TASK DESCRIPTION » Set every entry down again exactly, omitting none.

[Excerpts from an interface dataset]
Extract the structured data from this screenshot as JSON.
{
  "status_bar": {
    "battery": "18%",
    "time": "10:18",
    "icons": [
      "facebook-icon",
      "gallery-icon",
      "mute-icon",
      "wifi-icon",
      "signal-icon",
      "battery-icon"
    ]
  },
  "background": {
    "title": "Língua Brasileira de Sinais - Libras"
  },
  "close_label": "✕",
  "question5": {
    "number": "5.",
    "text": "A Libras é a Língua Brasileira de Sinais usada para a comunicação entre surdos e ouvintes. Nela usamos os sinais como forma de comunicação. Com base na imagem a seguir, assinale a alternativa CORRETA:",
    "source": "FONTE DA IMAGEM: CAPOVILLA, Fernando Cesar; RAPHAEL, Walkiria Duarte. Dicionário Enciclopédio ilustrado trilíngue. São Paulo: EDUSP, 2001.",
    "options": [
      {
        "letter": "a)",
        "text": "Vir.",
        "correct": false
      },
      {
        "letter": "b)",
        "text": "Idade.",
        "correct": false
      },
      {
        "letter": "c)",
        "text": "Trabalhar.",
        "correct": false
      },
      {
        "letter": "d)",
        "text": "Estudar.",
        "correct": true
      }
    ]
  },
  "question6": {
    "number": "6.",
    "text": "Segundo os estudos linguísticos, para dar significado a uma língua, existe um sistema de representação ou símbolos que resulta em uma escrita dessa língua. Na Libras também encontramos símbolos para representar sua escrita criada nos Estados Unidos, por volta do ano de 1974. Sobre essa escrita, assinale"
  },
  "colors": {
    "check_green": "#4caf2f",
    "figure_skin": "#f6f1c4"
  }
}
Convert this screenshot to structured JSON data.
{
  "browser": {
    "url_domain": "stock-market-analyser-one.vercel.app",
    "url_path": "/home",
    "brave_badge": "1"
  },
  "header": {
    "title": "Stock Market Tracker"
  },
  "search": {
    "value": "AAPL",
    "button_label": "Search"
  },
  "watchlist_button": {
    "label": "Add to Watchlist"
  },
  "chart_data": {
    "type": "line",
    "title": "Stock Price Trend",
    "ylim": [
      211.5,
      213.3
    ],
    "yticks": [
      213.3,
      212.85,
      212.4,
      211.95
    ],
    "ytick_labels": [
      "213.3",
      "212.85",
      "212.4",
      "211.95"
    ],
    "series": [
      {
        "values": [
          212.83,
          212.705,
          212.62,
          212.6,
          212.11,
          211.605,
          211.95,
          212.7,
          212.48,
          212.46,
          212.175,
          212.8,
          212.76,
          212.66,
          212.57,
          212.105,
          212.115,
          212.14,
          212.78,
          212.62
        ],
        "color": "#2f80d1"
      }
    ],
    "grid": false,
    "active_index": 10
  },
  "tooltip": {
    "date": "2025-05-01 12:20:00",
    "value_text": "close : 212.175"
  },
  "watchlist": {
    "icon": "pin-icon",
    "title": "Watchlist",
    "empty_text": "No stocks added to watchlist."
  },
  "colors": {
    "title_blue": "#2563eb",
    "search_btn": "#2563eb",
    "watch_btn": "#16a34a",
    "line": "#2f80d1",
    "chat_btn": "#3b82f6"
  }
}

ANSWER AREA »
Extract the structured data from this screenshot as JSON.
{
  "status_bar": {
    "battery": "18%",
    "time": "10:18",
    "icons": [
      "facebook-icon",
      "gallery-icon",
      "mute-icon",
      "wifi-icon",
      "signal-icon",
      "battery-icon"
    ]
  },
  "background": {
    "title": "Língua Brasileira de Sinais - Libras"
  },
  "close_label": "✕",
  "question5": {
    "number": "5.",
    "text": "A Libras é a Língua Brasileira de Sinais usada para a comunicação entre surdos e ouvintes. Nela usamos os sinais como forma de comunicação. Com base na imagem a seguir, assinale a alternativa CORRETA:",
    "source": "FONTE DA IMAGEM: CAPOVILLA, Fernando Cesar; RAPHAEL, Walkiria Duarte. Dicionário Enciclopédio ilustrado trilíngue. São Paulo: EDUSP, 2001.",
    "options": [
      {
        "letter": "a)",
        "text": "Vir.",
        "correct": false
      },
      {
        "letter": "b)",
        "text": "Idade.",
        "correct": false
      },
      {
        "letter": "c)",
        "text": "Trabalhar.",
        "correct": false
      },
      {
        "letter": "d)",
        "text": "Estudar.",
        "correct": true
      }
    ]
  },
  "question6": {
    "number": "6.",
    "text": "Segundo os estudos linguísticos, para dar significado a uma língua, existe um sistema de representação ou símbolos que resulta em uma escrita dessa língua. Na Libras também encontramos símbolos para representar sua escrita criada nos Estados Unidos, por volta do ano de 1974. Sobre essa escrita, assinale"
  },
  "colors": {
    "check_green": "#4caf2f",
    "figure_skin": "#f6f1c4"
  }
}
Convert this screenshot to structured JSON data.
{
  "browser": {
    "url_domain": "stock-market-analyser-one.vercel.app",
    "url_path": "/home",
    "brave_badge": "1"
  },
  "header": {
    "title": "Stock Market Tracker"
  },
  "search": {
    "value": "AAPL",
    "button_label": "Search"
  },
  "watchlist_button": {
    "label": "Add to Watchlist"
  },
  "chart_data": {
    "type": "line",
    "title": "Stock Price Trend",
    "ylim": [
      211.5,
      213.3
    ],
    "yticks": [
      213.3,
      212.85,
      212.4,
      211.95
    ],
    "ytick_labels": [
      "213.3",
      "212.85",
      "212.4",
      "211.95"
    ],
    "series": [
      {
        "values": [
          212.83,
          212.705,
          212.62,
          212.6,
          212.11,
          211.605,
          211.95,
          212.7,
          212.48,
          212.46,
          212.175,
          212.8,
          212.76,
          212.66,
          212.57,
          212.105,
          212.115,
          212.14,
          212.78,
          212.62
        ],
        "color": "#2f80d1"
      }
    ],
    "grid": false,
    "active_index": 10
  },
  "tooltip": {
    "date": "2025-05-01 12:20:00",
    "value_text": "close : 212.175"
  },
  "watchlist": {
    "icon": "pin-icon",
    "title": "Watchlist",
    "empty_text": "No stocks added to watchlist."
  },
  "colors": {
    "title_blue": "#2563eb",
    "search_btn": "#2563eb",
    "watch_btn": "#16a34a",
    "line": "#2f80d1",
    "chat_btn": "#3b82f6"
  }
}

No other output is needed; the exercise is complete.